Background: The efficacy of erlotinib is controversial in patients with unknown EGFR mutational status. The aim of this study was to identify the clinicopathological factors that are predictive of erlotinob treatment outcomes for NSCLC patients with unknown EGFR mutational status.
Materials and methods: A retrospective analysis of 109 patients with advanced NSCLC who had previously failed at least one line of chemotherapy and received subsequent treatment with erlotinib (150 mg/day orally) was performed. A Cox proportional hazard model for univariate and multivariate analyses was used to identify the baseline clinical parameters correlating with treatment outcome, expressed in terms of hazard ratios (HRs) and 95% confidence intervals.
Results: The median treatment duration was 15 weeks (range, 4-184). The disease control rate was 55%, including disease stability for ≥ 3 months for 40% of the patients. Median progression-free survival and median overall survival (OS) were 4.2 and 8.5 months, respectively. The Cox model indicated that an Eastern Cooperative Oncology Group performance status (ECOG PS) ≥ 2 (HR 3.82; p<0.001), presence of intra-abdominal metastasis (HR 3.42; p=0.002), 2 or more prior chemotherapy regimens (HR 2.29; p=0.021), and weight loss >5% (HR 2.05; p=0.034) were independent adverse prognostic factors for OS in NSCLC patients treated with erlotinib.

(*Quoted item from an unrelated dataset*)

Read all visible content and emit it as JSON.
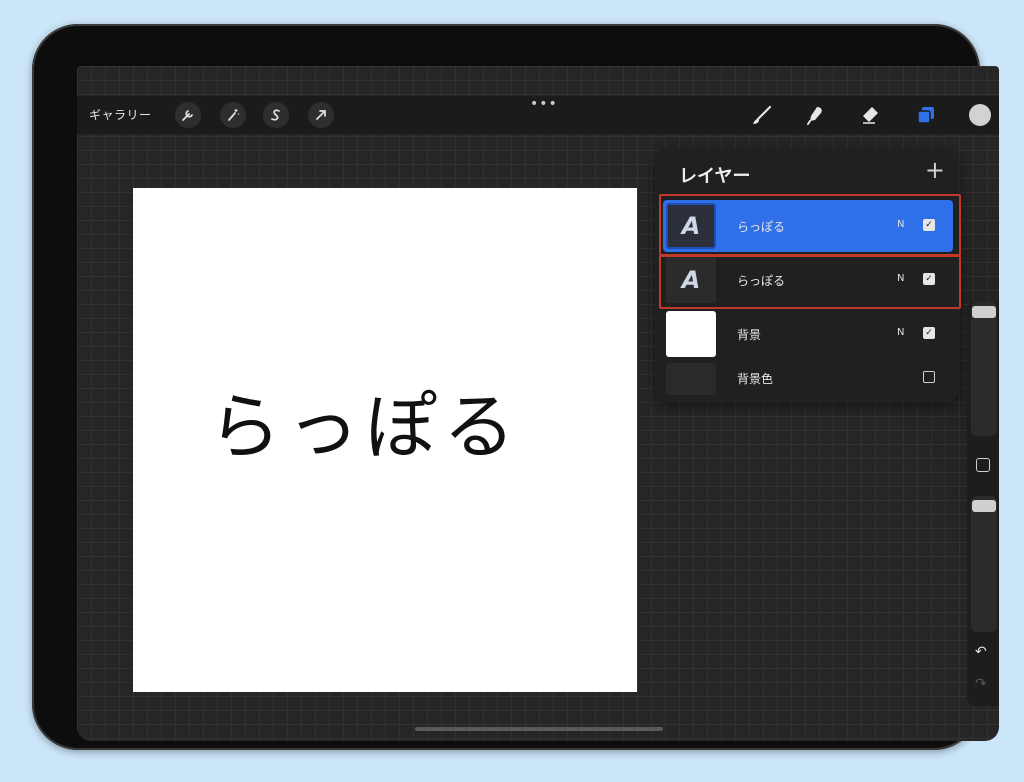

Conclusions: This study suggests that NSCLC patients should be enrolled in erlotinib treatment after a first round of unsuccessful chemotherapy to improve treatment success, during which they should be monitored for intra-abdominal metastasis and weight loss.